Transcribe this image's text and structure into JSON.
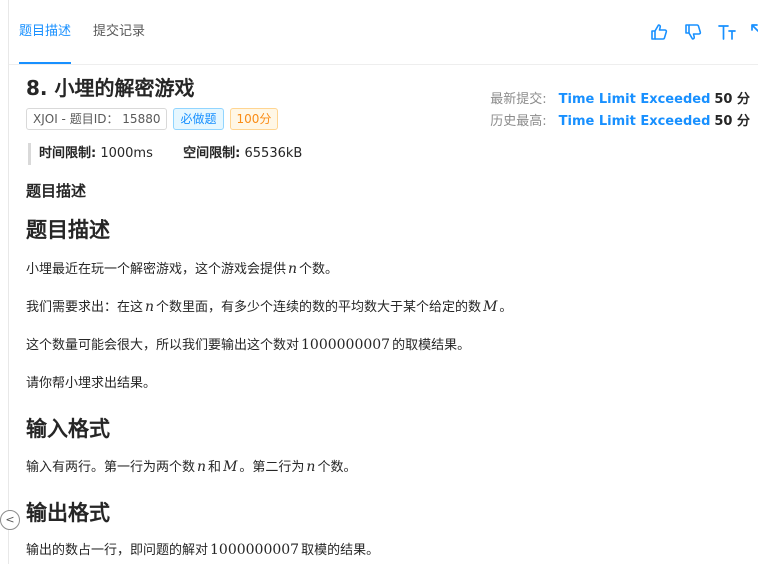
{
  "tabs": {
    "description": "题目描述",
    "submissions": "提交记录"
  },
  "toolbar": {
    "like_icon": "thumbs-up-icon",
    "dislike_icon": "thumbs-down-icon",
    "font_icon": "font-size-icon",
    "expand_icon": "expand-icon"
  },
  "problem": {
    "title": "8.  小埋的解密游戏",
    "source_badge": "XJOI - 题目ID： 15880",
    "required_badge": "必做题",
    "score_badge": "100分",
    "latest_label": "最新提交:",
    "latest_status": "Time Limit Exceeded",
    "latest_score": "50 分",
    "best_label": "历史最高:",
    "best_status": "Time Limit Exceeded",
    "best_score": "50 分",
    "time_limit_label": "时间限制:",
    "time_limit_value": "1000ms",
    "memory_limit_label": "空间限制:",
    "memory_limit_value": "65536kB"
  },
  "content": {
    "section_small": "题目描述",
    "section_desc": "题目描述",
    "p1_a": "小埋最近在玩一个解密游戏，这个游戏会提供",
    "p1_var": "n",
    "p1_b": "个数。",
    "p2_a": "我们需要求出：在这",
    "p2_var1": "n",
    "p2_b": "个数里面，有多少个连续的数的平均数大于某个给定的数",
    "p2_var2": "M",
    "p2_c": "。",
    "p3_a": "这个数量可能会很大，所以我们要输出这个数对",
    "p3_num": "1000000007",
    "p3_b": "的取模结果。",
    "p4": "请你帮小埋求出结果。",
    "section_input": "输入格式",
    "in_a": "输入有两行。第一行为两个数",
    "in_var1": "n",
    "in_b": "和",
    "in_var2": "M",
    "in_c": "。第二行为",
    "in_var3": "n",
    "in_d": "个数。",
    "section_output": "输出格式",
    "out_a": "输出的数占一行，即问题的解对",
    "out_num": "1000000007",
    "out_b": "取模的结果。"
  },
  "colors": {
    "accent": "#1890ff",
    "orange": "#fa8c16"
  }
}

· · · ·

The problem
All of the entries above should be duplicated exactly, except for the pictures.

Written answer
Transcribe this image's text and structure into JSON.
{
  "tabs": {
    "description": "题目描述",
    "submissions": "提交记录"
  },
  "toolbar": {
    "like_icon": "thumbs-up-icon",
    "dislike_icon": "thumbs-down-icon",
    "font_icon": "font-size-icon",
    "expand_icon": "expand-icon"
  },
  "problem": {
    "title": "8.  小埋的解密游戏",
    "source_badge": "XJOI - 题目ID： 15880",
    "required_badge": "必做题",
    "score_badge": "100分",
    "latest_label": "最新提交:",
    "latest_status": "Time Limit Exceeded",
    "latest_score": "50 分",
    "best_label": "历史最高:",
    "best_status": "Time Limit Exceeded",
    "best_score": "50 分",
    "time_limit_label": "时间限制:",
    "time_limit_value": "1000ms",
    "memory_limit_label": "空间限制:",
    "memory_limit_value": "65536kB"
  },
  "content": {
    "section_small": "题目描述",
    "section_desc": "题目描述",
    "p1_a": "小埋最近在玩一个解密游戏，这个游戏会提供",
    "p1_var": "n",
    "p1_b": "个数。",
    "p2_a": "我们需要求出：在这",
    "p2_var1": "n",
    "p2_b": "个数里面，有多少个连续的数的平均数大于某个给定的数",
    "p2_var2": "M",
    "p2_c": "。",
    "p3_a": "这个数量可能会很大，所以我们要输出这个数对",
    "p3_num": "1000000007",
    "p3_b": "的取模结果。",
    "p4": "请你帮小埋求出结果。",
    "section_input": "输入格式",
    "in_a": "输入有两行。第一行为两个数",
    "in_var1": "n",
    "in_b": "和",
    "in_var2": "M",
    "in_c": "。第二行为",
    "in_var3": "n",
    "in_d": "个数。",
    "section_output": "输出格式",
    "out_a": "输出的数占一行，即问题的解对",
    "out_num": "1000000007",
    "out_b": "取模的结果。"
  },
  "colors": {
    "accent": "#1890ff",
    "orange": "#fa8c16"
  }
}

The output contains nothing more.